The Nearside of the Moon May Still Be Tectonically Active

Lunar wrinkle ridges

Lunar wrinkle ridges, as photographed by the Apollo 15 mission. Credit: NASA.

While the Moon is often considered to have been tectonically dead for billions of years, new results from researchers at the University of Bern and Brown University have found evidence for recent tectonic activity that is not connected to any known sources of deformation. These “active nearside tectonic systems,” while young, may actually be the reactivation of one of the Moon’s most ancient and influential events.

The results, published in Geology, focused on a classical example of lunar geology:  wrinkle ridges, formed as the basaltic crust of a lunar maria is forced together due to contraction. These ridges are a common occurrence in the maria, which were formed by multiple thin flows of basalt. In particular, they have been observed to form in response to the formation of “mascons,” areas where the lunar crust has been heavily loaded in response to impact processes. Most of these features were expected to have formed in the distant past.

The lunar surface is constantly bombarded by micrometeorites. These tiny impacts will slowly erode and round off the shape of any new, angular features. The appearance of blocky, angular boulders near tectonic features is thus a common way to indicate their youth. The authors used high-resolution Lunar Reconnaissance Orbiter images to identify numerous areas where these angular boulders were found on top of the wrinkle ridges themselves, showing that they formed in the recent geologic past.

Four major explanations have been advanced for recent tectonic deformation of the Moon:  loading on mascons, despinning, global cooling and contraction, and daily tides. The authors were able to rule out all these forces as likely contributors to these new wrinkle ridges. Instead, it is more likely to be a reactivation of faults left by the formation of the South Pole-Aitken basin. This impact, which occurred 4.3 billion years ago, caused such immense transient stress as to fracture the crust on the opposite (antipodal) side that it formed. The expected stresses line up well with the distribution of these active nearside tectonic systems.
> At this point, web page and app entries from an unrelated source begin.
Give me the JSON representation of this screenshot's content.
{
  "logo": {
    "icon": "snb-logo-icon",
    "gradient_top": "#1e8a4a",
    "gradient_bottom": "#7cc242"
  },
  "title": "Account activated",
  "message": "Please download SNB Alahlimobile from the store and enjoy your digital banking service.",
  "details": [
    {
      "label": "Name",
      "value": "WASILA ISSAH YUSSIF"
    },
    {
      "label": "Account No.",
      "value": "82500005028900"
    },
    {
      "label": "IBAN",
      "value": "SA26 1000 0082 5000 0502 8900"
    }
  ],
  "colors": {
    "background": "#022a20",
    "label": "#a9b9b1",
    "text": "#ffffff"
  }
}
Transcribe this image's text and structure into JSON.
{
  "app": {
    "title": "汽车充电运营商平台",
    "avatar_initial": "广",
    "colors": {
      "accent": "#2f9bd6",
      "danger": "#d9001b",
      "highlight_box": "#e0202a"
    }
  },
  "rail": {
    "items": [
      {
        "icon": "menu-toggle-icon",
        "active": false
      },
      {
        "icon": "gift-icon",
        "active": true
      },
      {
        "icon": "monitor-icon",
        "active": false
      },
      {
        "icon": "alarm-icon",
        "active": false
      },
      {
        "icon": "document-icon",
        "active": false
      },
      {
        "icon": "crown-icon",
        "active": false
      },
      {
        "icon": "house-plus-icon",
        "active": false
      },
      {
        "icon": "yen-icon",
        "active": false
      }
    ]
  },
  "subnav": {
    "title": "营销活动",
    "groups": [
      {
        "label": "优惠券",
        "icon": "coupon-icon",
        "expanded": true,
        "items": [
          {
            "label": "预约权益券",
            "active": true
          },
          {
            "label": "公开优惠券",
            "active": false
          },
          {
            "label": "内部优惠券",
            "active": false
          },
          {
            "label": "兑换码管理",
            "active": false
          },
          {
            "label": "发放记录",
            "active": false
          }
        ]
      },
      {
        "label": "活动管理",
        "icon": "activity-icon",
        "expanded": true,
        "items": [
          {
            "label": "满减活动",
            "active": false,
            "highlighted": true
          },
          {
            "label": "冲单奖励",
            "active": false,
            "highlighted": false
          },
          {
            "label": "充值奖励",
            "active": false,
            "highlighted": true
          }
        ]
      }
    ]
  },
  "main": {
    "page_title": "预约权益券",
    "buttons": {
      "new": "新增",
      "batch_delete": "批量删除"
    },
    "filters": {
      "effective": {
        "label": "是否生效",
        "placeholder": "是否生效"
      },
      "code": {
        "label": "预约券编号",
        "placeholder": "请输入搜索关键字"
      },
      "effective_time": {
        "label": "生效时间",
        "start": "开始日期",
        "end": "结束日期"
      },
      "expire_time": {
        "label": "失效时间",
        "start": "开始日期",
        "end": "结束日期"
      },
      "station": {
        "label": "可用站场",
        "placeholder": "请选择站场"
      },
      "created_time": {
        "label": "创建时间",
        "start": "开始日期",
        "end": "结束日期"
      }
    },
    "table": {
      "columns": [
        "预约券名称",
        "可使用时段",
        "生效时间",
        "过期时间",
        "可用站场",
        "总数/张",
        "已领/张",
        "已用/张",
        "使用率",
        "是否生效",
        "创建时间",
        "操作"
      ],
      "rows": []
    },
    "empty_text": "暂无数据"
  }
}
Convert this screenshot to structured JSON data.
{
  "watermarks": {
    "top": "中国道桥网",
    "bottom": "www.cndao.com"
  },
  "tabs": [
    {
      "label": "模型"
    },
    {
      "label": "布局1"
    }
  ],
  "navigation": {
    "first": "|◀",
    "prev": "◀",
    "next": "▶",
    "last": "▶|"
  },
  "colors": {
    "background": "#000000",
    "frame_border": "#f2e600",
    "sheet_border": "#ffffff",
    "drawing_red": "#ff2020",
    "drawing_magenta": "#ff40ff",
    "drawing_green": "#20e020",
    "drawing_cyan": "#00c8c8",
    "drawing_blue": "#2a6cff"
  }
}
Because these faults expose relatively fresh bedrock, the authors argue that they should be a key target for future lunar exploration to understand its geologic history.

To read the article, visit https://doi.org/10.1130/G47202.1.